→ Work task
Copy every line of the data exactly, leaving nothing out.

Website and app data records:
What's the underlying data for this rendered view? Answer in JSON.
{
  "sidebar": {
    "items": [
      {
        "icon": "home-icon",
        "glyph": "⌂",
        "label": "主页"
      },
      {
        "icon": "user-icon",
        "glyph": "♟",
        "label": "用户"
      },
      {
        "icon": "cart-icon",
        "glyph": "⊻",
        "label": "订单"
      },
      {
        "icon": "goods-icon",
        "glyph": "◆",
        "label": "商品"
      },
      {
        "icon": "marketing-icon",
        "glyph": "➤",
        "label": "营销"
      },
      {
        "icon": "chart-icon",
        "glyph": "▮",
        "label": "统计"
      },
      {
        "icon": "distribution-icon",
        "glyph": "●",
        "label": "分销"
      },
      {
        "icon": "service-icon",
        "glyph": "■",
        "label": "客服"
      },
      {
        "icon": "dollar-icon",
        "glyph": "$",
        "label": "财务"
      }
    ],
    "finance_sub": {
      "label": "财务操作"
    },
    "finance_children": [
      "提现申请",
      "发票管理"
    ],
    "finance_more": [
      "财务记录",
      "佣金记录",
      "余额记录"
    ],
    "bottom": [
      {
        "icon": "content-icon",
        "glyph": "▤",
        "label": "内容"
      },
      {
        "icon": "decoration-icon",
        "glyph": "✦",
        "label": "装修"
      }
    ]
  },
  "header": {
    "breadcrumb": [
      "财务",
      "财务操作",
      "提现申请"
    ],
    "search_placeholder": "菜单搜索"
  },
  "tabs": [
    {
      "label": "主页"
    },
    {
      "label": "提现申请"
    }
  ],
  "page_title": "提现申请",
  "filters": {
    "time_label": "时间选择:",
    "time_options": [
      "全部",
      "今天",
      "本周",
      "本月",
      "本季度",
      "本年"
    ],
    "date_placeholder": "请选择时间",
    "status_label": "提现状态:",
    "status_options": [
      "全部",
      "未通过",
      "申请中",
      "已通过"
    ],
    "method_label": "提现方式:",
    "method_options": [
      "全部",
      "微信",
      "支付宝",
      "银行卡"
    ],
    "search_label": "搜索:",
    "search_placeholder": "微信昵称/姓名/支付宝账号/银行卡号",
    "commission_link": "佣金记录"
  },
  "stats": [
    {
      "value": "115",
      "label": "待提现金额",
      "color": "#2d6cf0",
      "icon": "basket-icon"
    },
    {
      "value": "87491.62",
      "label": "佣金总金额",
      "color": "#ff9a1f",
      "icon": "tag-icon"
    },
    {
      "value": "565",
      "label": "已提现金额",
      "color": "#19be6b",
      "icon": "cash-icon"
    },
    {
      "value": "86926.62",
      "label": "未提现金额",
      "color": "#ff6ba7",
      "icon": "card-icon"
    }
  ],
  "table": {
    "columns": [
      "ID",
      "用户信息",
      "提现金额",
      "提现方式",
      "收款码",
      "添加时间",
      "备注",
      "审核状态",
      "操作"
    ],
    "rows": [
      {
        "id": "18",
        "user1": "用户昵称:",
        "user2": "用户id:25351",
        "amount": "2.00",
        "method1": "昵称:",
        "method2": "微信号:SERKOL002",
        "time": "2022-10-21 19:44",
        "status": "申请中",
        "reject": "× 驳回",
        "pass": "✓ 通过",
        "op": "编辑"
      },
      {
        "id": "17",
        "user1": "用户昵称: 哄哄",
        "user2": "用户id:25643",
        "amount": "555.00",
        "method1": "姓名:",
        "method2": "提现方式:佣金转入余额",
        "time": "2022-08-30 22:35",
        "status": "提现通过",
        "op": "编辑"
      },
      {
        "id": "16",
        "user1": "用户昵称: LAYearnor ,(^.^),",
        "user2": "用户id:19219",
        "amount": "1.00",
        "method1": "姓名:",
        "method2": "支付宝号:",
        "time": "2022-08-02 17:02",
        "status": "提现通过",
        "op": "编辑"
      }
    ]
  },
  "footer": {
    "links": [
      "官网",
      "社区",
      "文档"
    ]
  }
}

→ Solution for this problem
What's the underlying data for this rendered view? Answer in JSON.
{
  "sidebar": {
    "items": [
      {
        "icon": "home-icon",
        "glyph": "⌂",
        "label": "主页"
      },
      {
        "icon": "user-icon",
        "glyph": "♟",
        "label": "用户"
      },
      {
        "icon": "cart-icon",
        "glyph": "⊻",
        "label": "订单"
      },
      {
        "icon": "goods-icon",
        "glyph": "◆",
        "label": "商品"
      },
      {
        "icon": "marketing-icon",
        "glyph": "➤",
        "label": "营销"
      },
      {
        "icon": "chart-icon",
        "glyph": "▮",
        "label": "统计"
      },
      {
        "icon": "distribution-icon",
        "glyph": "●",
        "label": "分销"
      },
      {
        "icon": "service-icon",
        "glyph": "■",
        "label": "客服"
      },
      {
        "icon": "dollar-icon",
        "glyph": "$",
        "label": "财务"
      }
    ],
    "finance_sub": {
      "label": "财务操作"
    },
    "finance_children": [
      "提现申请",
      "发票管理"
    ],
    "finance_more": [
      "财务记录",
      "佣金记录",
      "余额记录"
    ],
    "bottom": [
      {
        "icon": "content-icon",
        "glyph": "▤",
        "label": "内容"
      },
      {
        "icon": "decoration-icon",
        "glyph": "✦",
        "label": "装修"
      }
    ]
  },
  "header": {
    "breadcrumb": [
      "财务",
      "财务操作",
      "提现申请"
    ],
    "search_placeholder": "菜单搜索"
  },
  "tabs": [
    {
      "label": "主页"
    },
    {
      "label": "提现申请"
    }
  ],
  "page_title": "提现申请",
  "filters": {
    "time_label": "时间选择:",
    "time_options": [
      "全部",
      "今天",
      "本周",
      "本月",
      "本季度",
      "本年"
    ],
    "date_placeholder": "请选择时间",
    "status_label": "提现状态:",
    "status_options": [
      "全部",
      "未通过",
      "申请中",
      "已通过"
    ],
    "method_label": "提现方式:",
    "method_options": [
      "全部",
      "微信",
      "支付宝",
      "银行卡"
    ],
    "search_label": "搜索:",
    "search_placeholder": "微信昵称/姓名/支付宝账号/银行卡号",
    "commission_link": "佣金记录"
  },
  "stats": [
    {
      "value": "115",
      "label": "待提现金额",
      "color": "#2d6cf0",
      "icon": "basket-icon"
    },
    {
      "value": "87491.62",
      "label": "佣金总金额",
      "color": "#ff9a1f",
      "icon": "tag-icon"
    },
    {
      "value": "565",
      "label": "已提现金额",
      "color": "#19be6b",
      "icon": "cash-icon"
    },
    {
      "value": "86926.62",
      "label": "未提现金额",
      "color": "#ff6ba7",
      "icon": "card-icon"
    }
  ],
  "table": {
    "columns": [
      "ID",
      "用户信息",
      "提现金额",
      "提现方式",
      "收款码",
      "添加时间",
      "备注",
      "审核状态",
      "操作"
    ],
    "rows": [
      {
        "id": "18",
        "user1": "用户昵称:",
        "user2": "用户id:25351",
        "amount": "2.00",
        "method1": "昵称:",
        "method2": "微信号:SERKOL002",
        "time": "2022-10-21 19:44",
        "status": "申请中",
        "reject": "× 驳回",
        "pass": "✓ 通过",
        "op": "编辑"
      },
      {
        "id": "17",
        "user1": "用户昵称: 哄哄",
        "user2": "用户id:25643",
        "amount": "555.00",
        "method1": "姓名:",
        "method2": "提现方式:佣金转入余额",
        "time": "2022-08-30 22:35",
        "status": "提现通过",
        "op": "编辑"
      },
      {
        "id": "16",
        "user1": "用户昵称: LAYearnor ,(^.^),",
        "user2": "用户id:19219",
        "amount": "1.00",
        "method1": "姓名:",
        "method2": "支付宝号:",
        "time": "2022-08-02 17:02",
        "status": "提现通过",
        "op": "编辑"
      }
    ]
  },
  "footer": {
    "links": [
      "官网",
      "社区",
      "文档"
    ]
  }
}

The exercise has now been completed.